====== Recorded information ======
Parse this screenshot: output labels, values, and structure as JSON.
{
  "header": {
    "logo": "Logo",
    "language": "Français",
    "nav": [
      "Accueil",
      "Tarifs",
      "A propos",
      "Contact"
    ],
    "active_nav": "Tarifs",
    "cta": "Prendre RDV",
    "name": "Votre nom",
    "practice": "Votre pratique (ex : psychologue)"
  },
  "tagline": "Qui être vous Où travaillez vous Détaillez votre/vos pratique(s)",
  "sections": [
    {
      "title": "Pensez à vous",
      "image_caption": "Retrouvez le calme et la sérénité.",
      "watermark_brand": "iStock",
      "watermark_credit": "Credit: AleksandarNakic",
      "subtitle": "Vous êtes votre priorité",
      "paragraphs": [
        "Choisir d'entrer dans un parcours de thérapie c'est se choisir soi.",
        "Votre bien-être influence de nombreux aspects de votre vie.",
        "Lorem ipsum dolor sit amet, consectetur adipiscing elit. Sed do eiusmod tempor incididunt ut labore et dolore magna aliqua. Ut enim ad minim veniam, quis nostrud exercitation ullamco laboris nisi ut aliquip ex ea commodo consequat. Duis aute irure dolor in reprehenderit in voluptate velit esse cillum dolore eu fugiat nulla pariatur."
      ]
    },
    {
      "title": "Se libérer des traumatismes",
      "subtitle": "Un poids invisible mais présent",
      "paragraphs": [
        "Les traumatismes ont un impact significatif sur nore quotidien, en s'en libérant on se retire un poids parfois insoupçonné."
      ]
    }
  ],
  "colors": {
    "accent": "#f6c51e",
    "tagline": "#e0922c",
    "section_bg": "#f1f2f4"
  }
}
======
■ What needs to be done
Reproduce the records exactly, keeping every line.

■ Output below
Parse this screenshot: output labels, values, and structure as JSON.
{
  "header": {
    "logo": "Logo",
    "language": "Français",
    "nav": [
      "Accueil",
      "Tarifs",
      "A propos",
      "Contact"
    ],
    "active_nav": "Tarifs",
    "cta": "Prendre RDV",
    "name": "Votre nom",
    "practice": "Votre pratique (ex : psychologue)"
  },
  "tagline": "Qui être vous Où travaillez vous Détaillez votre/vos pratique(s)",
  "sections": [
    {
      "title": "Pensez à vous",
      "image_caption": "Retrouvez le calme et la sérénité.",
      "watermark_brand": "iStock",
      "watermark_credit": "Credit: AleksandarNakic",
      "subtitle": "Vous êtes votre priorité",
      "paragraphs": [
        "Choisir d'entrer dans un parcours de thérapie c'est se choisir soi.",
        "Votre bien-être influence de nombreux aspects de votre vie.",
        "Lorem ipsum dolor sit amet, consectetur adipiscing elit. Sed do eiusmod tempor incididunt ut labore et dolore magna aliqua. Ut enim ad minim veniam, quis nostrud exercitation ullamco laboris nisi ut aliquip ex ea commodo consequat. Duis aute irure dolor in reprehenderit in voluptate velit esse cillum dolore eu fugiat nulla pariatur."
      ]
    },
    {
      "title": "Se libérer des traumatismes",
      "subtitle": "Un poids invisible mais présent",
      "paragraphs": [
        "Les traumatismes ont un impact significatif sur nore quotidien, en s'en libérant on se retire un poids parfois insoupçonné."
      ]
    }
  ],
  "colors": {
    "accent": "#f6c51e",
    "tagline": "#e0922c",
    "section_bg": "#f1f2f4"
  }
}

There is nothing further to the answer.